Why is Arvig raising the monthly price for TV?
Arvig has recently concluded negotiations with NBCUniversal for a new broadcasting contract. This contract secures the rights we need to broadcast content from this media company, and it sets terms for pricing, bundling and viewing options.
This negotiation resulted in good and bad news. The good news is, we can continue offering our television customers the same NBCUniversal channels: Bravo, CNBC, E!, Golf, MSNBC, NBC, NBC Sports Network, Olympic Channel, Oxygen, SyFy, Universal Kids and USA.
The bad news is, the negotiations are a major contributor to an upcoming increase in our prices. Again, this media conglomerate—consistent with the others with whom we’ve negotiated in the past—is demanding a higher fee.
How often are contracts negotiated?
Most contracts are negotiated in either a three or five-year cycle. However, the rate structure on almost all contracts include a yearly incremental increase on the fees we must pay to the content providers for each and every customer on a monthly basis.
Will my bill go up again next year?

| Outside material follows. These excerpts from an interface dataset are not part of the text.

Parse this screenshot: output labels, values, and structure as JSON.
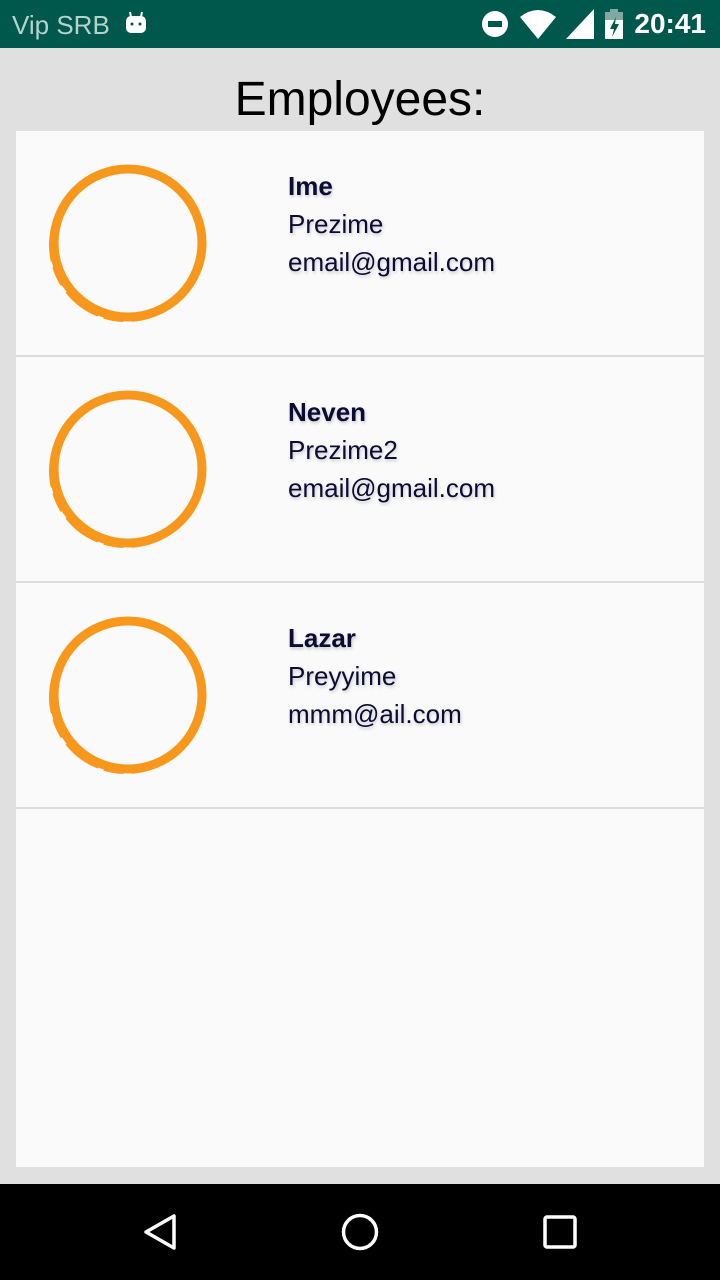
{
  "status_bar": {
    "carrier": "Vip SRB",
    "time": "20:41"
  },
  "page": {
    "title": "Employees:"
  },
  "accent_color": "#f7981d",
  "employees": [
    {
      "first_name": "Ime",
      "last_name": "Prezime",
      "email": "email@gmail.com"
    },
    {
      "first_name": "Neven",
      "last_name": "Prezime2",
      "email": "email@gmail.com"
    },
    {
      "first_name": "Lazar",
      "last_name": "Preyyime",
      "email": "mmm@ail.com"
    }
  ]
}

Yes. It is very likely, come next year, that your bill will increase again. The contracts we sign are multi-year carriage deals, often requiring us to pay more each year for the remainder of our contract. Rising programming costs affect all providers, including Dish and DirecTV. Streaming platforms, like SlingTV and YouTube TV are also raising prices, citing rising programming fees.
I pay a lot for my cable service. Can't you use that money to pay for this increase?
We absorb as much of these increases as possible, but in order to continue providing you with the service, we have to pass along some of the costs to our customers. Not only do we have to pay the carriage fees to the networks each month, but we also have to pay the employees who work daily to keep your service running, plus cover the expenses of equipment maintenance and upgrades to provide you with the best possible service.
Why can't I just pay for the channels I want?
Arvig is often required to “bundle” cable channels that are highly viewed with additional channels that are less popular. Programmers don’t only force us to pay for these channels, but they also tell us how we have to bundle them for our customers. We don’t think this is fair—and we know you don’t think it is either—but we typically have to agree to these terms in order to continue carriage of your favorite channels. We continue to explore ways to provide you the channels you want at an affordable price.
Want more information about the cost of cable television?
TVonMySide.com, a website developed by the National Cable Television Cooperative is a resource to help customers understand trends and keep track of disputes related to the cost of cable TV.